MPs will be called to Parliament for a special Saturday sitting in a decisive day for the future of Brexit.
Parliament will meet on 19 October after a crunch EU summit, seen as the last chance for the UK and EU to agree a deal ahead of 31 October deadline.
If a deal is agreed, Boris Johnson will ask MPs to approve it, but if not, a range of options could be presented.
These could include leaving without a deal, and halting Brexit altogether.
The additional day in the Commons will coincide with a anti-Brexit march run by the People’s Vote campaign, which could see thousands of protesters heading to Westminster.
The prime minister has said he is determined that the UK will leave the EU on 31 October, despite legislation, known as the Benn Act, which requires him to write to the EU requesting a further delay if a deal is not signed off by Parliament by 19 October, or unless MPs agree to a no-deal Brexit.
The House of Commons has only sat on four Saturdays since 1939, including on 2 September that year, due to the outbreak of World War Two.
The last time there was a Saturday sitting was 3 April 1982, due to the invasion of the Falkland Islands.
Talks are ongoing between the UK and EU after Mr Johnson submitted new proposals for a Brexit deal, cent red on replacing the Irish backstop – the policy negotiated between Theresa May and the EU to prevent a hard border returning to the island of Ireland.
The UK’s chief negotiator, David Frost, will meet European Commission officials later – but sources say technical talks had effectively reached the limit of what they could achieve.
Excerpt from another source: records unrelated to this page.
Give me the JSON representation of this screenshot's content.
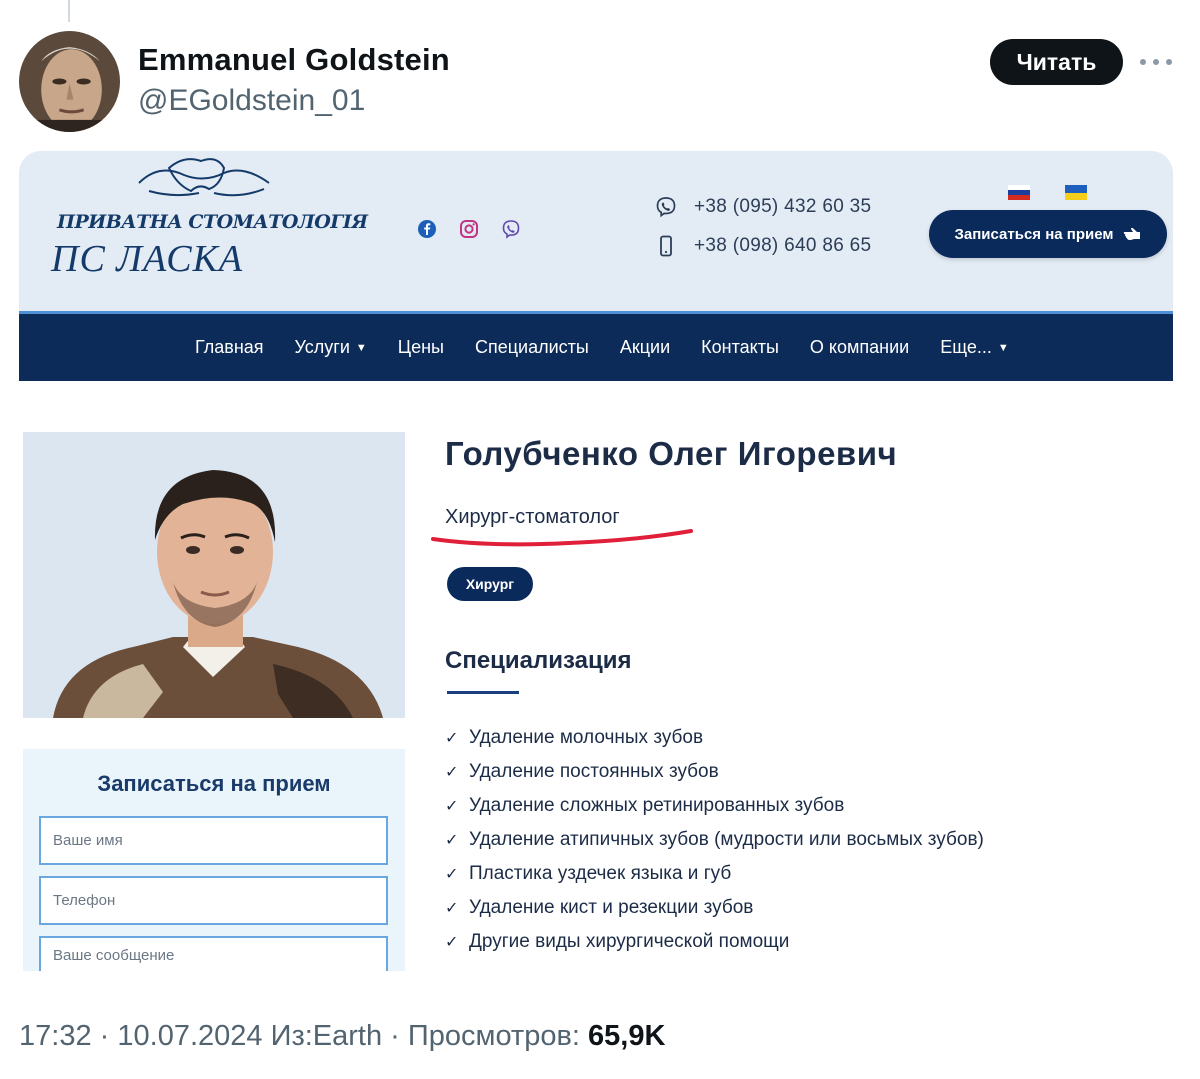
{
  "tweet": {
    "author_name": "Emmanuel Goldstein",
    "author_handle": "@EGoldstein_01",
    "follow_label": "Читать",
    "time": "17:32",
    "date": "10.07.2024",
    "location": "Из:Earth",
    "views_label": "Просмотров:",
    "views_count": "65,9K",
    "sep": "·"
  },
  "site": {
    "logo": {
      "line1": "ПРИВАТНА СТОМАТОЛОГІЯ",
      "line2": "ПС  ЛАСКА"
    },
    "phones": [
      "+38 (095) 432 60 35",
      "+38 (098) 640 86 65"
    ],
    "book_button": "Записаться на прием",
    "nav": [
      {
        "label": "Главная",
        "dropdown": false
      },
      {
        "label": "Услуги",
        "dropdown": true
      },
      {
        "label": "Цены",
        "dropdown": false
      },
      {
        "label": "Специалисты",
        "dropdown": false
      },
      {
        "label": "Акции",
        "dropdown": false
      },
      {
        "label": "Контакты",
        "dropdown": false
      },
      {
        "label": "О компании",
        "dropdown": false
      },
      {
        "label": "Еще...",
        "dropdown": true
      }
    ],
    "doctor": {
      "name": "Голубченко Олег Игоревич",
      "role": "Хирург-стоматолог",
      "tag": "Хирург",
      "spec_title": "Специализация",
      "specializations": [
        "Удаление молочных зубов",
        "Удаление постоянных зубов",
        "Удаление сложных ретинированных зубов",
        "Удаление атипичных зубов (мудрости или восьмых зубов)",
        "Пластика уздечек языка и губ",
        "Удаление кист и резекции зубов",
        "Другие виды хирургической помощи"
      ]
    },
    "form": {
      "title": "Записаться на прием",
      "name_placeholder": "Ваше имя",
      "phone_placeholder": "Телефон",
      "message_placeholder": "Ваше сообщение"
    },
    "colors": {
      "header_bg": "#e3ebf5",
      "nav_bg": "#0d2b58",
      "accent": "#0b2a5c",
      "underline_mark": "#e0203a"
    }
  }
}
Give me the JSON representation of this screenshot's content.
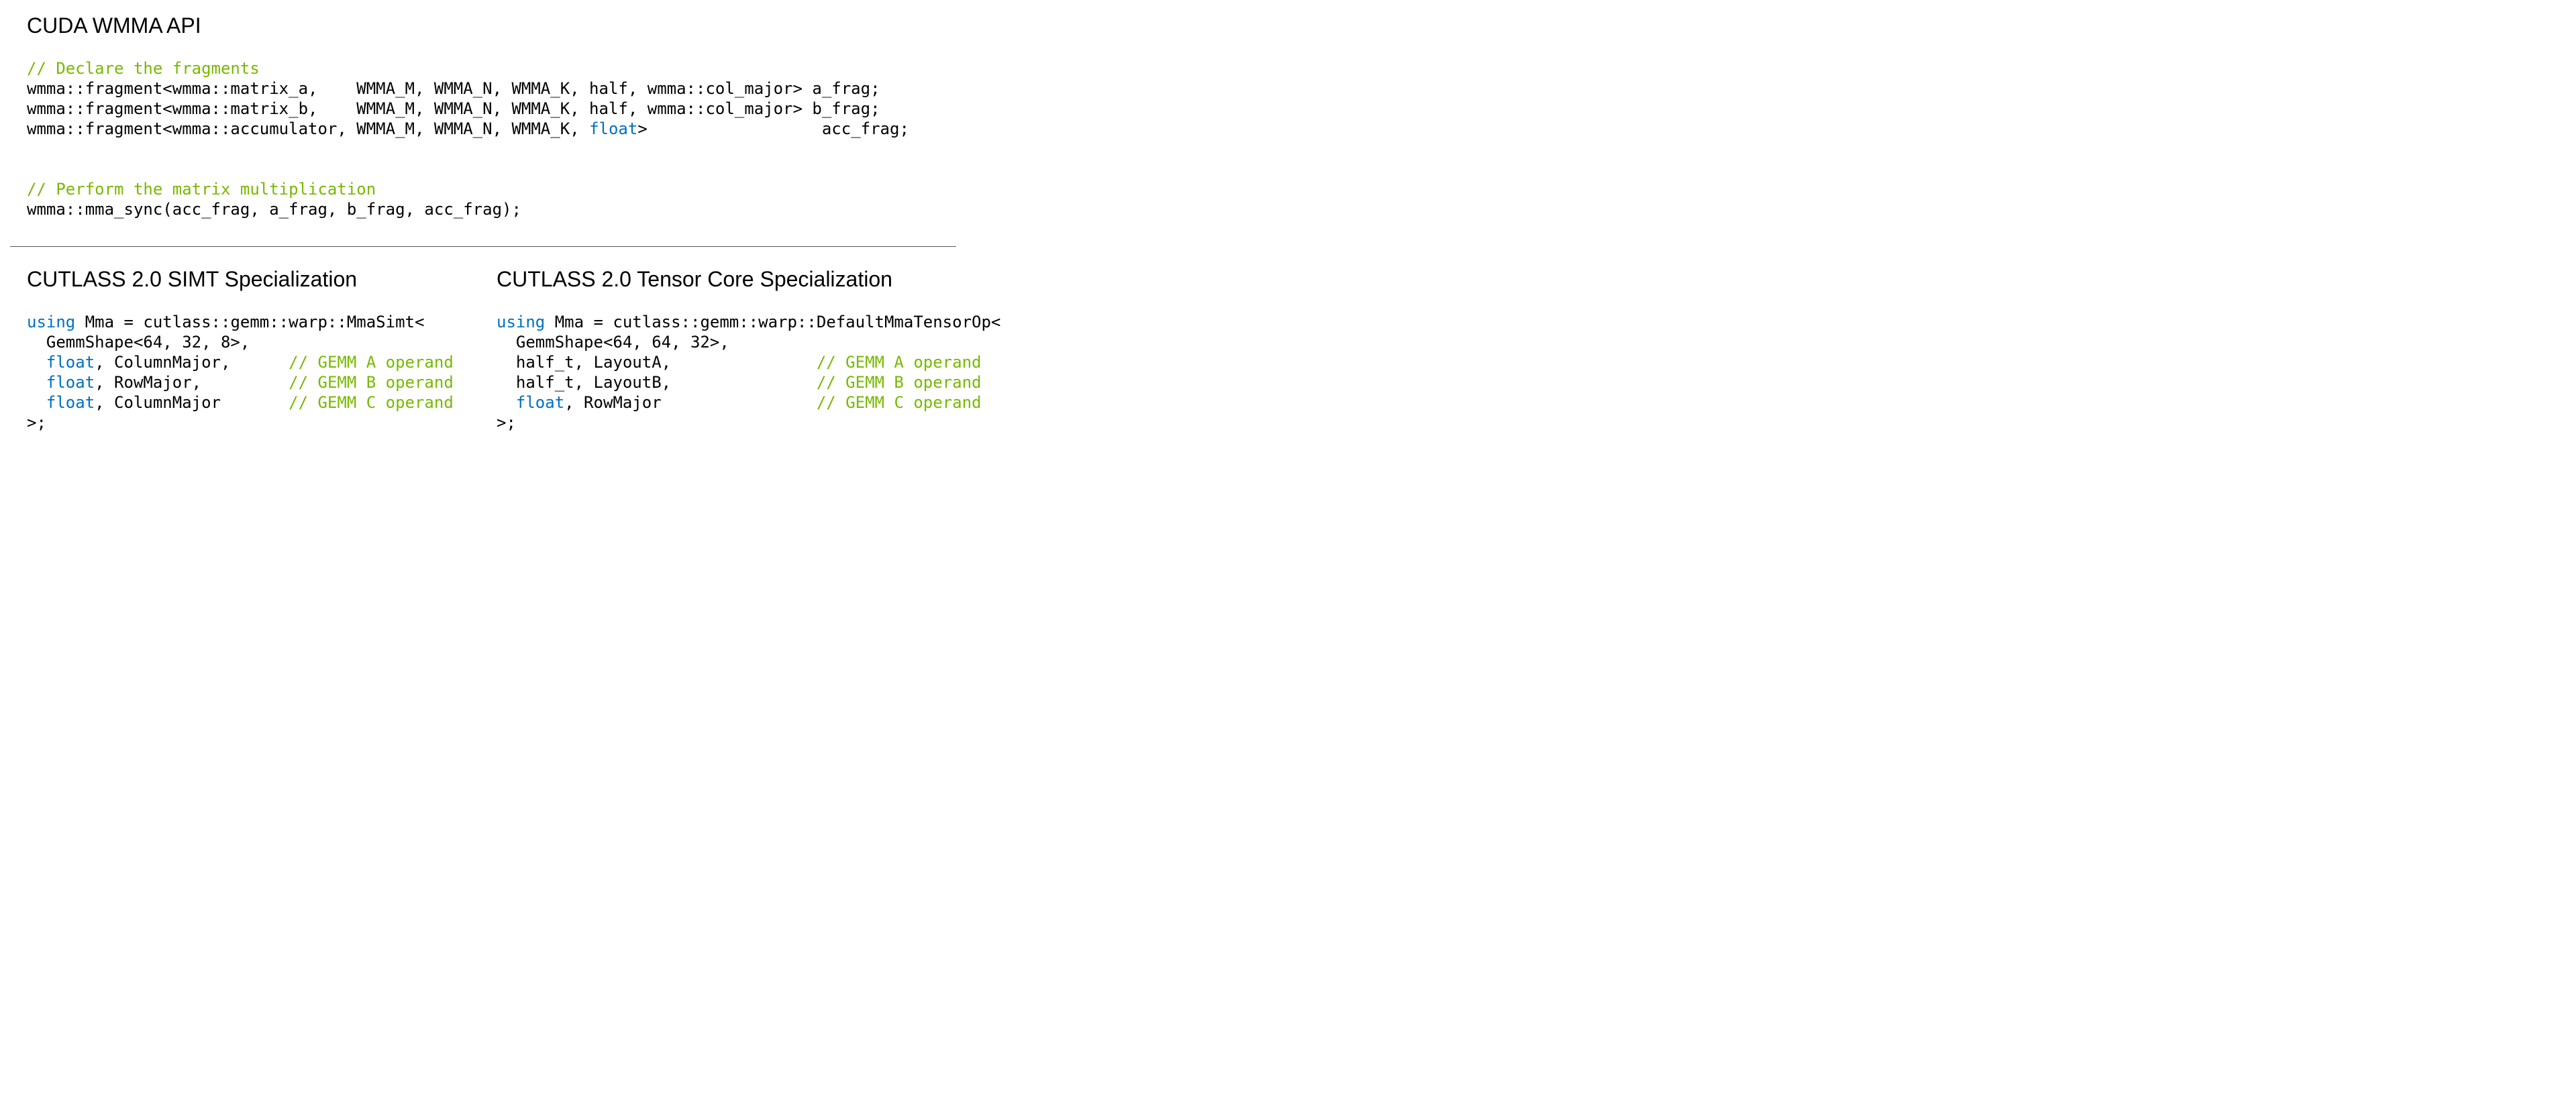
{
  "top": {
    "heading": "CUDA WMMA API",
    "code_html": "<span class='comment'>// Declare the fragments</span>\nwmma::fragment&lt;wmma::matrix_a,    WMMA_M, WMMA_N, WMMA_K, half, wmma::col_major&gt; a_frag;\nwmma::fragment&lt;wmma::matrix_b,    WMMA_M, WMMA_N, WMMA_K, half, wmma::col_major&gt; b_frag;\nwmma::fragment&lt;wmma::accumulator, WMMA_M, WMMA_N, WMMA_K, <span class='kw'>float</span>&gt;                  acc_frag;\n\n\n<span class='comment'>// Perform the matrix multiplication</span>\nwmma::mma_sync(acc_frag, a_frag, b_frag, acc_frag);"
  },
  "left": {
    "heading": "CUTLASS 2.0 SIMT Specialization",
    "code_html": "<span class='kw'>using</span> Mma = cutlass::gemm::warp::MmaSimt&lt;\n  GemmShape&lt;64, 32, 8&gt;,\n  <span class='kw'>float</span>, ColumnMajor,      <span class='comment'>// GEMM A operand</span>\n  <span class='kw'>float</span>, RowMajor,         <span class='comment'>// GEMM B operand</span>\n  <span class='kw'>float</span>, ColumnMajor       <span class='comment'>// GEMM C operand</span>\n&gt;;"
  },
  "right": {
    "heading": "CUTLASS 2.0 Tensor Core Specialization",
    "code_html": "<span class='kw'>using</span> Mma = cutlass::gemm::warp::DefaultMmaTensorOp&lt;\n  GemmShape&lt;64, 64, 32&gt;,\n  half_t, LayoutA,               <span class='comment'>// GEMM A operand</span>\n  half_t, LayoutB,               <span class='comment'>// GEMM B operand</span>\n  <span class='kw'>float</span>, RowMajor                <span class='comment'>// GEMM C operand</span>\n&gt;;"
  }
}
French President Emanuel Macron has told Mr Johnson the EU will make its final position clear on the chances of a deal by the end of this week.